Belgium on Tuesday proposed the introduction of a European tax on commercial aviation, based on its environmental impact, at a meeting of the Council of European Environment Ministers. “We’re convinced that the European Union needs to play a leading role for fair and correct air-transport pricing,” said Wallonia Minister Jean-Luc Crucke, speaking on behalf of Belgium.
During the meeting, the Belgian delegation called for just tariffs on air transport, based on its impact on the environment.
Studies show that CO2 emissions by planes are increasing constantly, noted Crucke, saying that the emissions had gone up by 21% in the past three years alone.
“Belgium has requested the inclusion of this point on the agenda because additional efforts will be, and are, necessary,” the liberal minister said. “We have to prevent the other EU economic sectors from having to compensate for aviation’s emissions.”

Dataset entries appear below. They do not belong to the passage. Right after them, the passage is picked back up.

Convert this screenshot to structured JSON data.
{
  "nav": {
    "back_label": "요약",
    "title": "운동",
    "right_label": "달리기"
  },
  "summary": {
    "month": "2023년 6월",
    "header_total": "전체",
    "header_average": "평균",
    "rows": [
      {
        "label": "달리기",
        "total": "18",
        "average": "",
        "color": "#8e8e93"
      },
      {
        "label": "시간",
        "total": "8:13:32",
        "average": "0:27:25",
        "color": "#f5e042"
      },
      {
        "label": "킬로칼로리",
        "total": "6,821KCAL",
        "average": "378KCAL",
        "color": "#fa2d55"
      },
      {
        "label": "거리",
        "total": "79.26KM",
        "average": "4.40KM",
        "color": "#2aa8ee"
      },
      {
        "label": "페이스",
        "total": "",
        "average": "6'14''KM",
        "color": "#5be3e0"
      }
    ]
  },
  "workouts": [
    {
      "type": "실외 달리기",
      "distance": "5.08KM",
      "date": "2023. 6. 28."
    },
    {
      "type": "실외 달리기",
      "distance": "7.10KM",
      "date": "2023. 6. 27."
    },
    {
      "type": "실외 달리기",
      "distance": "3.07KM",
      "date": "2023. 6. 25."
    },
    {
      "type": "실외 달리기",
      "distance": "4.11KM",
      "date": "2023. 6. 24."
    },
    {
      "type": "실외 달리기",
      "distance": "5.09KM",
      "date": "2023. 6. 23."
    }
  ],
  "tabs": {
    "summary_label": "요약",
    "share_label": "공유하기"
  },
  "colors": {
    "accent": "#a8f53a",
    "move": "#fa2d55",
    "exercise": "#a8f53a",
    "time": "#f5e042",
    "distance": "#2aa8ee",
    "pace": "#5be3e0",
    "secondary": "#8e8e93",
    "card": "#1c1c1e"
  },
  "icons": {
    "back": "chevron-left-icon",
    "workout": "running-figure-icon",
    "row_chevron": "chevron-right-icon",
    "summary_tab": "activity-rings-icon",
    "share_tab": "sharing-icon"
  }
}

He also recalled that there was no tax to date on kerosene or VAT on plane tickets.
“A fair European pricing system for air transport should apply the principle of polluter-pays and re-establish fair competition with other means of transport,” he added.
During the meeting, Crucke formally called on the Romanian chair to include the issue on the agenda of the next Environment Council, to be held in June, so that it can be fully debated.
For now, the European executive is studying the issue and is to come up with proposals for instruments in this regard.
Belgium’s call was supported by France, Sweden, Luxembourg and the Netherlands. No country openly opposed it.
“All doors are open, and I haven’t heard of any closing,” Crucke stressed, adding that if the EU Member States failed to reach agreement on the issue, there could be strengthened cooperation between some of them, although it was too early for any predictions.